Pop Gear (1965)
15th September 2007
Goodness, what a year 1964 was. The federation of Rhodesia and Nyasaland was dissolved, Beatlemania arrived in America, the first Ford Mustang rolled off the assembly lines, the Rolling Stones released their debut album, BBC2 started broadcasting, the Vatican got rather upset about the female oral contraceptive pill, the Forth Road Bridge opened over the Firth of Forth (what happened to the other three?), Goldfinger was shown in cinemas for the first time and the house of commons voted to abolish the death penalty for murder.
It was also a good year for music, with the stars of the day still managing to dress smartly - with well pressed suits and good manners (well, for the cameras anyway - I'm sure some of their egos were just as big back then as they are now) and there's a good collection on show here. Even the surprisingly bright and jolly looking Jimmy Saville is on hand to introduce the various groups with various quips and quotes of the day. Were you a child of the sixties? If so, you're sure to find a song or two on here to jolt a memory or two. That is, of course, assuming you weren't smoking some products that you really shouldn't have been.
- Pre-credits: She Loves You - The Beatles
- Little Children - Billy J. Kramer and The Dakotas
- Make Him Mine - Susan Maughan
- Juliet - The Four Pennies
- The House Of The Rising Sun - The Animals
- A Little Loving - The Fourmost
- He's In Town - Rockin' Berries
- Have I The Right - The Honeycombs
- Rinky Dink - Sounds Incorporated
- World Without Love - Peter And Gordon
- Walk Away - Matt Monroe
- I'm Into Something Good - Herman's Hermits
- Tommy Quickly And The Remo Four - Humpty Dumpty
- Watcha Gonna Do - Billie Davis
- My Babe - The Spencer Davis Group
- Tabacco Road - The Nashville Teens
- What In The World's Come Over You - The Rockin' Berries
- For Mama - Matt Monroe
- Black Girl - The Four Pennies
- William Tell - Sounds Incorporated
- Google Eyes - The Nashville Teens
- Eyes - The Honeycombs
- Don't Let Me Be Misunderstood - The Animals
- Pop Gear - Matt Monroe
- End credits: Twist and Shout - The Beatles

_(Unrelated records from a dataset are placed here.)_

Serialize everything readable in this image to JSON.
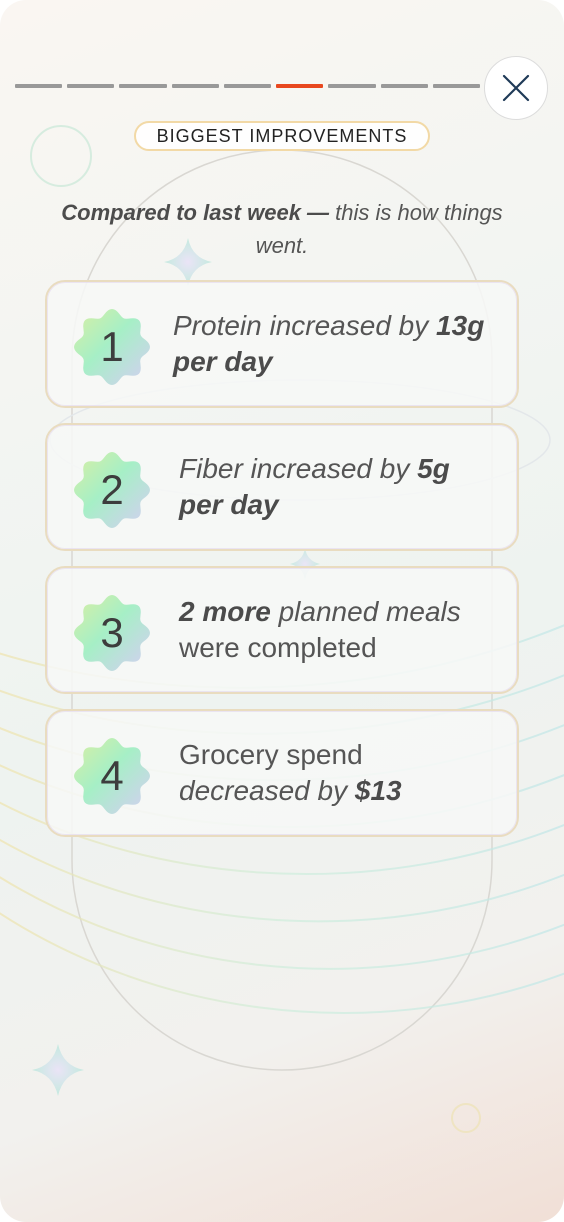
{
  "progress": {
    "segments": 9,
    "active_index": 5
  },
  "close": {
    "icon": "close-icon"
  },
  "header": {
    "badge": "BIGGEST IMPROVEMENTS"
  },
  "intro": {
    "bold": "Compared to last week —",
    "rest": " this is how things went."
  },
  "items": [
    {
      "number": "1",
      "parts": [
        {
          "t": "Protein increased by ",
          "s": "it"
        },
        {
          "t": "13g per day",
          "s": "bi"
        }
      ]
    },
    {
      "number": "2",
      "parts": [
        {
          "t": "Fiber increased by ",
          "s": "it"
        },
        {
          "t": "5g",
          "s": "bi"
        },
        {
          "t": " per day",
          "s": "bi"
        }
      ]
    },
    {
      "number": "3",
      "parts": [
        {
          "t": "2",
          "s": "bi"
        },
        {
          "t": " more",
          "s": "bi"
        },
        {
          "t": " planned meals",
          "s": "it"
        },
        {
          "t": " were completed",
          "s": "plain"
        }
      ]
    },
    {
      "number": "4",
      "parts": [
        {
          "t": "Grocery spend ",
          "s": "plain"
        },
        {
          "t": "decreased by ",
          "s": "it"
        },
        {
          "t": "$13",
          "s": "bi"
        }
      ]
    }
  ],
  "colors": {
    "accent": "#e8481f",
    "segment": "#999999",
    "badge_border": "#f2d9a6"
  }
}
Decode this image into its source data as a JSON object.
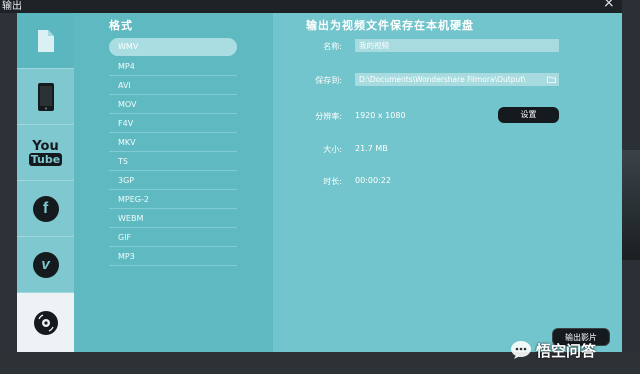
{
  "window": {
    "title": "输出"
  },
  "sidebar": {
    "items": [
      {
        "name": "device-file",
        "icon": "file-icon"
      },
      {
        "name": "device-phone",
        "icon": "phone-icon"
      },
      {
        "name": "youtube",
        "icon": "youtube-icon",
        "label_top": "You",
        "label_bottom": "Tube"
      },
      {
        "name": "facebook",
        "icon": "facebook-icon",
        "label": "f"
      },
      {
        "name": "vimeo",
        "icon": "vimeo-icon",
        "label": "v"
      },
      {
        "name": "dvd",
        "icon": "disc-icon"
      }
    ]
  },
  "formats": {
    "title": "格式",
    "items": [
      "WMV",
      "MP4",
      "AVI",
      "MOV",
      "F4V",
      "MKV",
      "TS",
      "3GP",
      "MPEG-2",
      "WEBM",
      "GIF",
      "MP3"
    ],
    "selected": "WMV"
  },
  "settings": {
    "title": "输出为视频文件保存在本机硬盘",
    "name_label": "名称:",
    "name_value": "我的视频",
    "saveto_label": "保存到:",
    "saveto_value": "D:\\Documents\\Wondershare Filmora\\Output\\",
    "resolution_label": "分辨率:",
    "resolution_value": "1920 x 1080",
    "settings_button": "设置",
    "size_label": "大小:",
    "size_value": "21.7 MB",
    "duration_label": "时长:",
    "duration_value": "00:00:22"
  },
  "footer": {
    "export_button": "输出影片"
  },
  "watermark": {
    "text": "悟空问答"
  },
  "colors": {
    "sidebar": "#7fc8cf",
    "format_panel": "#5fb9c1",
    "settings_panel": "#72c5cc",
    "button": "#141a1d"
  }
}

Given the age of the programme the picture quality is surprisingly good. Sure, the print isn't the best you're going to see, but the colours are rich and vibrant with a good level of detail. Pixelisation and grain is a major problem throughout, but if you're on a nostalgia trip then it's not even worth worrying about. If you thought some of your shirts were a little on the bright side then you should really take a look at a few of them on show here still. Funny thing really, they're all probably back in fashion too!
Given the age of the material on offer the Dolby Digital 224 Kbps soundtrack is surprisingly good and involving enough to sing a long too. Sure, there's not going to be any amazing DTS soundtrack found here, but then again, when did your Beatles album suddenly start shaking the room with amazing 5.1 effects? Nope, the audio track more than meets its needs and, if anything, it completely exceeded my expectations. Still, anything too fancy then it would have really detracted from the original ambience of that Mersey beat. Ordinarily I would suggest discarding the surround system for a soundtrack such as this, but in the the case of Pop Gear, then you should definitely crank up the volume and enjoy - and that's from someone who wasn't even born in the 60s!
The menu is a static but scored affair. Each track can be individually selected from the Scenes menu whilst if you're feeling particularly nostalgic then the entire programme can be watched in one sitting. There's no extras as such, although the Beatles do make an appearance in the Pre-credits with She Loves You and again in the End Credits with Twist and Shout. Needless to say, they are accompanied by hundreds of screaming and crying women - something you'd never get at a Megadeath concert! The addition of the Beatles clips do have a faint whiff of padding to them, but I'm sure many a Beatles fan will be chuffed with their inclusion.
This is a cracking DVD and well worth a watch. If you were growing up in the sixties then they'll be plenty of bands and tunes on show to get you out of your chair and dancing around. However, this reviewer decided to show a parent the disc for their opinion and then had to endure an hour of reminiscing and being told about their teenage life. Still, their tales of the stars of the era, their antics and rather heavy smoking was interesting to listen to.
If you thought the tellybubbies were the perfect material to keep the kids quiet then Pop Gear is the absolutely perfect material for keeping the parents quiet too - well, OK, they have a tendency to start singing along too. Still, just for that, it gets bonus marks and a highly recommended! Now, where did I put those flares and flowery t-shirt?